It wasn’t until the 1970s that the current neighbourhood as we know it began to take shape with large-scale house building. Clondalkin was one of Dublin’s “new towns” proposed in 1967, and the Corporation and County Council built most of the homes initially.
Clondalkin is one of a shrinking number of neighborhoods left in Dublin that could reasonably be described as ‘affordable’. It’s got great transport links and is handy for the Square and Liffey Valley shopping centres with strong communities in the estates and an absolute abundance of schools.
The area is centred around the old Clondalkin village just west of the M50, with substantial hinterlands stretching north to Lucan and south to Tallaght.
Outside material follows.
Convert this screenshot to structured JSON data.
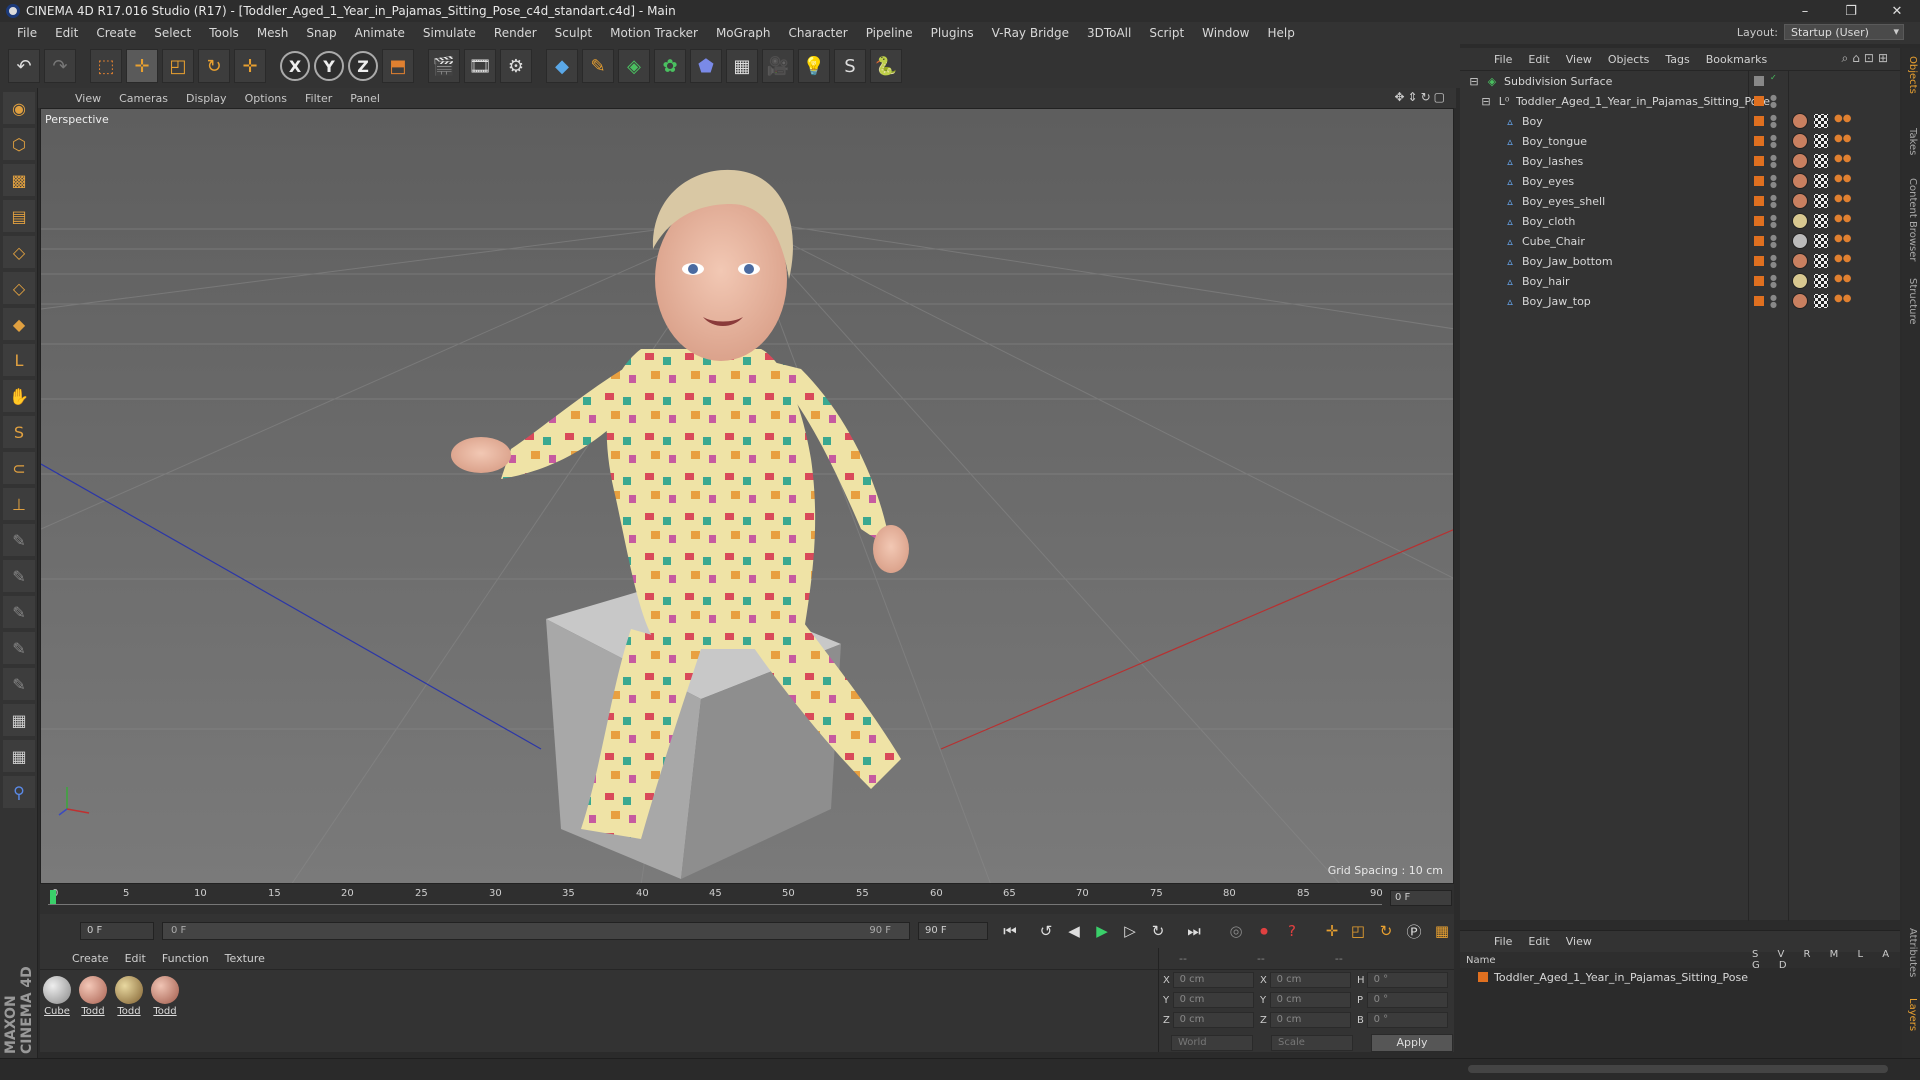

Among other things, it’s regarded as an unusual urban centre for the Irish language and culture, and is also home to Dublin’s first outlet of the clean-eating, houmous-making, naked-swimming phenomenon that is the Happy Pear.
Clondalkin is one of the least expensive areas in Dublin – in fact, just eight neighborhoods of the 118 tracked by Daft.ie are cheaper overall. The average asking price for a property here is currently €234,143 – well below the city average of roughly €395,000.
Places to eat
East Village Coffee is a fine neighbourhood coffee place on Monastery Road, opened at the end of 2016. They do breakfast, lunch and a good cuppa.
Alternatives: There’s the aforementioned Happy Pear café at the round tower, serving the brothers’ trademark selection of natural treats. Or on the other side of Clondalkin try the Honeycomb Bakery, in the ACE Enterprise Park on the Bawnogue Road.
Directions to Clondalkin Village
Visible from all directions, the dominant feature of Clondalkin village is its round tower. The Annals of Ulster record that the relics of St Kevin and St Mochua were taken on tour in 790 AD.
It is thought that the Clondalkin Round Tower was built around this period. A visitor centre and gardens opened at the tower in June 2017, telling its 1,200-year story.
Frequently asked question
Clondalkin is without question one of the best value neighbourhoods in the capital, offering prices that are affordable to most and a location within striking distance of Dublin city, making it an option for those who may have thought their only alternative was to move to a commuter county.
The Round Tower, Clondalkin was founded in the 7th century by St Mochua and is one of only four remaining round towers in Co. Dublin. Thought to have been built around 790 AD, the tower stands at 27.5 metres high, still has its original cap and is thought to be the most slender of all the round towers in Ireland.
South Dublin County Council in Civic Centre Clondalkin Dublin 22 Co.
These Bus lines stop near Clondalkin: 151, 40, 68, 76.
The distance between Dublin City and Clondalkin is 10 km. The road distance is 13.1 km.